Vitamin C’s immune benefits are well-known, but did you know that vitamin C is a cofactor in the production of several mood-boosting neurotrasmitters as well, including dopamine and serotonin?

While your mind may go directly to fish oil or vitamin D when you think of supplements that help with happiness, vitamin C should snag a top spot on your list too.

Fast Facts: Vitamin C levels decline rapidly under both physical and mental stress (aka a typical Monday for many of us). That’s why it’s especially important to supplement with vitamin C when your world is out of whack!

Then there’s vitamin B6, the under appreciated B vitamin that does oh-so-much for our hearts, heads, energy, and moods. When cellular dysfunction sets in and our organs become irritated, B6 levels fall. It’s during these times of stress that our bodies are begging for B6.

To meet the RDA of vitamin B6, 1.5mg, you’d have to eat either 3 bananas, 12 tablespoons of roasted sunflower seeds, 3.5 cups of raw diced avocado, 3 cups sweet potatoes, 15 cups milk or 20 tablespoons of peanut butter.
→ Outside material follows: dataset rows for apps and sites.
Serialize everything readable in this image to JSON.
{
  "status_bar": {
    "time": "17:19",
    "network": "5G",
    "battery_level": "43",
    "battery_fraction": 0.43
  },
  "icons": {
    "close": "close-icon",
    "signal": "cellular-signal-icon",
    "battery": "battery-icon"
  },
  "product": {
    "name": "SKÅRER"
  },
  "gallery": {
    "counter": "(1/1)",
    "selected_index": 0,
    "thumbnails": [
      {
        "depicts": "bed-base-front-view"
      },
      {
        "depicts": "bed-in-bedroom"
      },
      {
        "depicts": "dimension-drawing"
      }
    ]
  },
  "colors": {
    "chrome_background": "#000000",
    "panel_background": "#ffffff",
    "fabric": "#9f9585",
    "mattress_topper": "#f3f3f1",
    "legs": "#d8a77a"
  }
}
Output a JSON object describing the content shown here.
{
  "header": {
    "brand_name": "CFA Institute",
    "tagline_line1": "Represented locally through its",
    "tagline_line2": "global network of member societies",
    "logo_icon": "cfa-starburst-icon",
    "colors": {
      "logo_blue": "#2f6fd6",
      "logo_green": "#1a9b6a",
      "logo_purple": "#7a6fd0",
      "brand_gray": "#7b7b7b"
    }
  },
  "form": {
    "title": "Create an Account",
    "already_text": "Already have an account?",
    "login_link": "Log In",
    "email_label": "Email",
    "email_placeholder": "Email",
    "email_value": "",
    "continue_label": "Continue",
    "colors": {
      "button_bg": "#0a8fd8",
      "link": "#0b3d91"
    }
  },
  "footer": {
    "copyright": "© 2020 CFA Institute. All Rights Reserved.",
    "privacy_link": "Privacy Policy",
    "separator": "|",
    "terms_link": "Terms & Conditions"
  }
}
Sound like something you can stomach?

Nutritionists often recommend taking B6 as part of a B vitamin complex, as B2 (riboflavin) is needed to convert B6 to its active form in the liver.

Fast Facts: Women are twice as likely as men to be deficient in vitamin B6, possibly due to prolonged birth control use, as “the pill” has been pinned as yet another cause of nutrient depletion.